A $3 million gift from Chicago’s venerable McCormick Foundation will help fund a new program within Loyola University Hospital’s Emergency Medical Services Department — the McCormick Foundation Care-Accelerated Program.
Each year, physicians and nurses in Loyola’s Emergency Department treat more than 53,000 patients. The number of U.S. citizens ages 65 and older is projected to nearly double by 2030, with a concomitant rise in patients suffering from conditions such as coronary heart disease, acute infections (sepsis), stroke and other vascular and neurological emergencies that require rapid response. The McCormick Foundation gift will help ensure Loyola can meet that need.
Plans to renovate the existing space to create the Care-Accelerated Program area have been created by a design team specializing in emergency medical-care delivery, based on industry best practices and significant staff input. “We’re an academic medical center, committed to our role in creating leading-edge initiatives to optimize patient care. This gift is critical in helping us do that,” said Mark E. Cichon, DO, FACEP/FACOEP, director, Emergency Medical Services and assistant professor, Department of Surgery, Loyola University Chicago Stritch School of Medicine.
Based on the principles of Loyola’s successful 24/7 Heart Attack Rapid-Response Team (HAART) initiative, the Care-Accelerated Program will deploy leading-edge imaging equipment, communication access, care protocols, evolving technologies, pharmaceutical support and expert personnel to streamline care for patients with symptoms requiring rapid diagnosis and treatment. Patients will be cared for within a space uniquely designed to expedite treatment, improve survival rates and maximize comfort and safety.
Among the infrastructure changes: redesign of the floor plan to improve patient flow and visitor comfort; addition of rooms for family/medical staff consultation to facilitate communication; new wiring to allow digital treatment documentation at every point of care; installation of sliding doors separating patient treatment areas to increase patient privacy and positively affect air flow issues, improving safety; and the application of ergonomic design principles to help reduce staff strain and fatigue.
“Our mission is to help improve the civic health of Chicagoland, including the physical health of people in our communities,” said David D. Hiller, president and CEO of the McCormick Foundation. “The path-breaking work in the new accelerated care program will help improve the speed and accuracy of treatment for the region’s most critically ill and injured.”
The McCormick Foundation, established by Col. Robert R. McCormick, long-time Chicago Tribune editor and publisher, made the $3 million gift through its Special Initiatives program.

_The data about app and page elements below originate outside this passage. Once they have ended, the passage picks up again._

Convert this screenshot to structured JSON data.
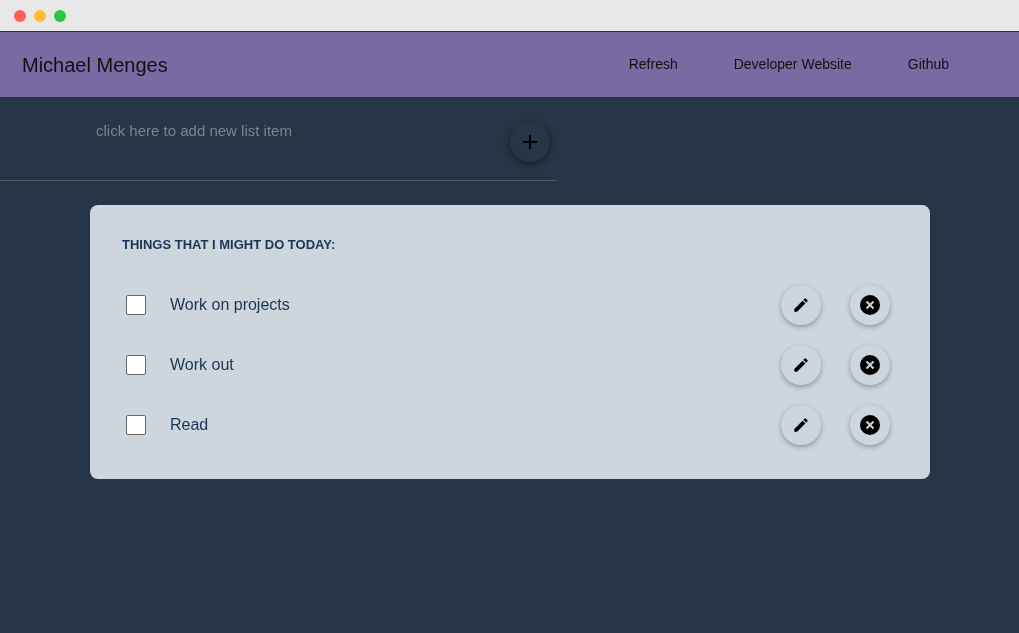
{
  "window": {
    "controls": [
      {
        "color": "#ff5f57"
      },
      {
        "color": "#febc2e"
      },
      {
        "color": "#28c840"
      }
    ]
  },
  "navbar": {
    "brand": "Michael Menges",
    "links": [
      "Refresh",
      "Developer Website",
      "Github"
    ]
  },
  "new_item": {
    "placeholder": "click here to add new list item"
  },
  "list": {
    "title": "THINGS THAT I MIGHT DO TODAY:",
    "items": [
      {
        "label": "Work on projects",
        "checked": false
      },
      {
        "label": "Work out",
        "checked": false
      },
      {
        "label": "Read",
        "checked": false
      }
    ]
  }
}
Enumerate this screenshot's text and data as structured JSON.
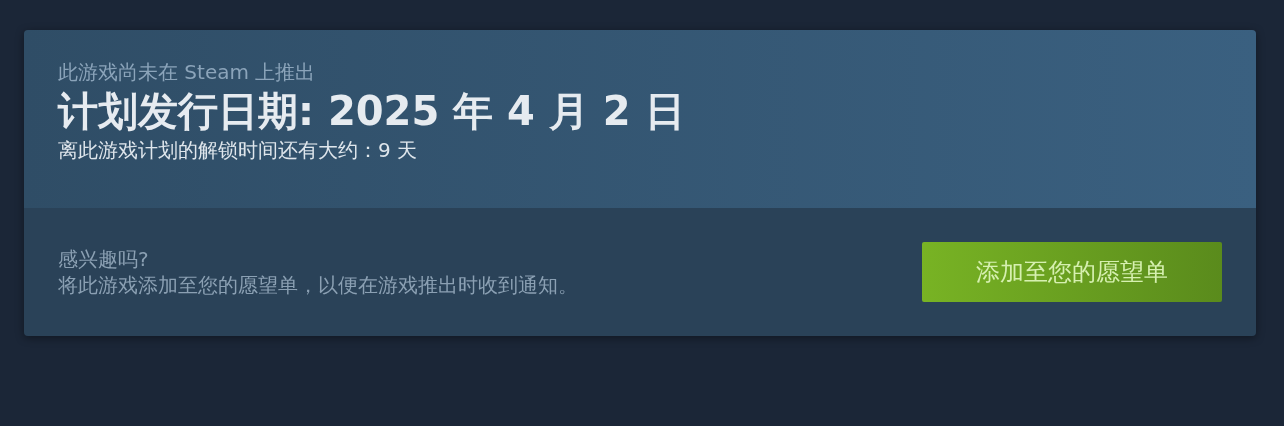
{
  "release": {
    "notice": "此游戏尚未在 Steam 上推出",
    "date_title": "计划发行日期: 2025 年 4 月 2 日",
    "countdown": "离此游戏计划的解锁时间还有大约：9 天"
  },
  "wishlist": {
    "question": "感兴趣吗?",
    "description": "将此游戏添加至您的愿望单，以便在游戏推出时收到通知。",
    "button": "添加至您的愿望单"
  }
}
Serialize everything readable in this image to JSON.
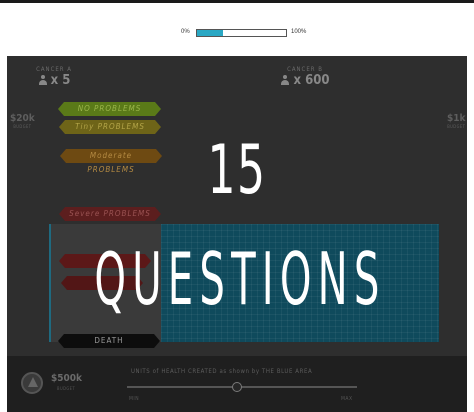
{
  "progress": {
    "min_label": "0%",
    "max_label": "100%",
    "value": 0.29,
    "fill_color": "#2aa8c4"
  },
  "scenario": {
    "left_column": {
      "title": "CANCER A",
      "people": "x 5"
    },
    "right_column": {
      "title": "CANCER B",
      "people": "x 600"
    },
    "left_cost": {
      "value": "$20k",
      "sub": "BUDGET"
    },
    "right_cost": {
      "value": "$1k",
      "sub": "BUDGET"
    },
    "severity_levels": [
      {
        "label": "NO PROBLEMS",
        "color": "#5a7a18"
      },
      {
        "label": "Tiny PROBLEMS",
        "color": "#6e6418"
      },
      {
        "label": "Moderate PROBLEMS",
        "color": "#6e4a12"
      },
      {
        "label": "Severe PROBLEMS",
        "color": "#5c1e1e"
      },
      {
        "label": "",
        "color": "#5c1818"
      },
      {
        "label": "",
        "color": "#521616"
      },
      {
        "label": "DEATH",
        "color": "#0d0d0d"
      }
    ],
    "blue_area_color": "#0f4a5c"
  },
  "overlay": {
    "line1": "15",
    "line2": "QUESTIONS"
  },
  "bottom": {
    "budget": "$500k",
    "budget_sub": "BUDGET",
    "caption": "UNITS of HEALTH CREATED as shown by THE BLUE AREA",
    "slider_value": 0.48,
    "min_label": "MIN",
    "max_label": "MAX"
  }
}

The program supports partnerships with civic, cultural, educational, health and social-service institutions that share its commitment to engaging with others in service to community. Together with a $500,000 gift from Jim and Sally Dowdle that helped establish the HAART initiative and a $2.5 million gift from the John L. Keeley Jr. family to fund Emergency Medical Services Department renovations, this gift will help create the best experience possible for patients and their families at a stressful time.
For more information about how to support Loyola University Health System or Emergency Medical Services, contact the Office of Development at email@example.com or call (708) 216-3201.